YOUR INSTRUCTIONS:
With the records in front of you, set every one of them down exactly.

[Start of Attachment]

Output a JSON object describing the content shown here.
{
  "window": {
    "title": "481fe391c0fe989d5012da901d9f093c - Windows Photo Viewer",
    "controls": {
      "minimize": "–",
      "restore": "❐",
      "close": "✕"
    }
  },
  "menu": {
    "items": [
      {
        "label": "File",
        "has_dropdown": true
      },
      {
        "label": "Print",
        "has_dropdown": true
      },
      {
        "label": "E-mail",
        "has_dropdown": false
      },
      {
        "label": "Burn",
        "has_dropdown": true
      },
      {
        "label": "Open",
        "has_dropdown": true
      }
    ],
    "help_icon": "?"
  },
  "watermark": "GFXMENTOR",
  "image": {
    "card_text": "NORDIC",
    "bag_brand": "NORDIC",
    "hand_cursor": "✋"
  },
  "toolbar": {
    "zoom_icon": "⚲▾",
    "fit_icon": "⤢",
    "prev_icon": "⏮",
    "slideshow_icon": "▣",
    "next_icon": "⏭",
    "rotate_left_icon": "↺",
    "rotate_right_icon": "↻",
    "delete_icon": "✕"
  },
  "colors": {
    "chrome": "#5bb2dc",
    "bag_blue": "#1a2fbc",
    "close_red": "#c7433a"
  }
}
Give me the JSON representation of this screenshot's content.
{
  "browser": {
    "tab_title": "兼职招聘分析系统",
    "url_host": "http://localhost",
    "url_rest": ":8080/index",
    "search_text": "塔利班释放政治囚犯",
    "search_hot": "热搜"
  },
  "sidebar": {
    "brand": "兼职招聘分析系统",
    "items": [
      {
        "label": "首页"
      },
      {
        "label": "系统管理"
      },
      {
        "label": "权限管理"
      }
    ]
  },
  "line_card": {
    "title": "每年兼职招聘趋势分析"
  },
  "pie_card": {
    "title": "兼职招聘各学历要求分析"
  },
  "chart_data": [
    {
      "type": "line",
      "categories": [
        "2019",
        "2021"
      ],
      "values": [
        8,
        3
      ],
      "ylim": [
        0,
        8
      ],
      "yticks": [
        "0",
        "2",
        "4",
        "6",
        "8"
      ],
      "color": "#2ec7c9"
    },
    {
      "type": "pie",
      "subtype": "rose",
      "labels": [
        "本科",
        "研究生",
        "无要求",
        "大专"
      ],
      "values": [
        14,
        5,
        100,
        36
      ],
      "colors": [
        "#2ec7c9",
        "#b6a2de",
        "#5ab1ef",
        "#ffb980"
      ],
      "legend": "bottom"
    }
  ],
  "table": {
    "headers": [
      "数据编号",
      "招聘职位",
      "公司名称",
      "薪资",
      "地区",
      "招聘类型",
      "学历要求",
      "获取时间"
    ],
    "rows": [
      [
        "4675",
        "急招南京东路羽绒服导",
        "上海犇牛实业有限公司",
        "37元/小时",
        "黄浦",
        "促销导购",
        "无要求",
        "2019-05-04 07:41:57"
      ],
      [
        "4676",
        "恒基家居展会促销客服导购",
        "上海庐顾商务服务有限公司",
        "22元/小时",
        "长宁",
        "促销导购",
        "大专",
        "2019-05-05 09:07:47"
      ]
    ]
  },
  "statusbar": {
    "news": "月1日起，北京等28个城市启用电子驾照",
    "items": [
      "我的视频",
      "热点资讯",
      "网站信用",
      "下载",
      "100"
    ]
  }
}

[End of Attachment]

EXERCISE OUTPUT:
Output a JSON object describing the content shown here.
{
  "window": {
    "title": "481fe391c0fe989d5012da901d9f093c - Windows Photo Viewer",
    "controls": {
      "minimize": "–",
      "restore": "❐",
      "close": "✕"
    }
  },
  "menu": {
    "items": [
      {
        "label": "File",
        "has_dropdown": true
      },
      {
        "label": "Print",
        "has_dropdown": true
      },
      {
        "label": "E-mail",
        "has_dropdown": false
      },
      {
        "label": "Burn",
        "has_dropdown": true
      },
      {
        "label": "Open",
        "has_dropdown": true
      }
    ],
    "help_icon": "?"
  },
  "watermark": "GFXMENTOR",
  "image": {
    "card_text": "NORDIC",
    "bag_brand": "NORDIC",
    "hand_cursor": "✋"
  },
  "toolbar": {
    "zoom_icon": "⚲▾",
    "fit_icon": "⤢",
    "prev_icon": "⏮",
    "slideshow_icon": "▣",
    "next_icon": "⏭",
    "rotate_left_icon": "↺",
    "rotate_right_icon": "↻",
    "delete_icon": "✕"
  },
  "colors": {
    "chrome": "#5bb2dc",
    "bag_blue": "#1a2fbc",
    "close_red": "#c7433a"
  }
}
Give me the JSON representation of this screenshot's content.
{
  "browser": {
    "tab_title": "兼职招聘分析系统",
    "url_host": "http://localhost",
    "url_rest": ":8080/index",
    "search_text": "塔利班释放政治囚犯",
    "search_hot": "热搜"
  },
  "sidebar": {
    "brand": "兼职招聘分析系统",
    "items": [
      {
        "label": "首页"
      },
      {
        "label": "系统管理"
      },
      {
        "label": "权限管理"
      }
    ]
  },
  "line_card": {
    "title": "每年兼职招聘趋势分析"
  },
  "pie_card": {
    "title": "兼职招聘各学历要求分析"
  },
  "chart_data": [
    {
      "type": "line",
      "categories": [
        "2019",
        "2021"
      ],
      "values": [
        8,
        3
      ],
      "ylim": [
        0,
        8
      ],
      "yticks": [
        "0",
        "2",
        "4",
        "6",
        "8"
      ],
      "color": "#2ec7c9"
    },
    {
      "type": "pie",
      "subtype": "rose",
      "labels": [
        "本科",
        "研究生",
        "无要求",
        "大专"
      ],
      "values": [
        14,
        5,
        100,
        36
      ],
      "colors": [
        "#2ec7c9",
        "#b6a2de",
        "#5ab1ef",
        "#ffb980"
      ],
      "legend": "bottom"
    }
  ],
  "table": {
    "headers": [
      "数据编号",
      "招聘职位",
      "公司名称",
      "薪资",
      "地区",
      "招聘类型",
      "学历要求",
      "获取时间"
    ],
    "rows": [
      [
        "4675",
        "急招南京东路羽绒服导",
        "上海犇牛实业有限公司",
        "37元/小时",
        "黄浦",
        "促销导购",
        "无要求",
        "2019-05-04 07:41:57"
      ],
      [
        "4676",
        "恒基家居展会促销客服导购",
        "上海庐顾商务服务有限公司",
        "22元/小时",
        "长宁",
        "促销导购",
        "大专",
        "2019-05-05 09:07:47"
      ]
    ]
  },
  "statusbar": {
    "news": "月1日起，北京等28个城市启用电子驾照",
    "items": [
      "我的视频",
      "热点资讯",
      "网站信用",
      "下载",
      "100"
    ]
  }
}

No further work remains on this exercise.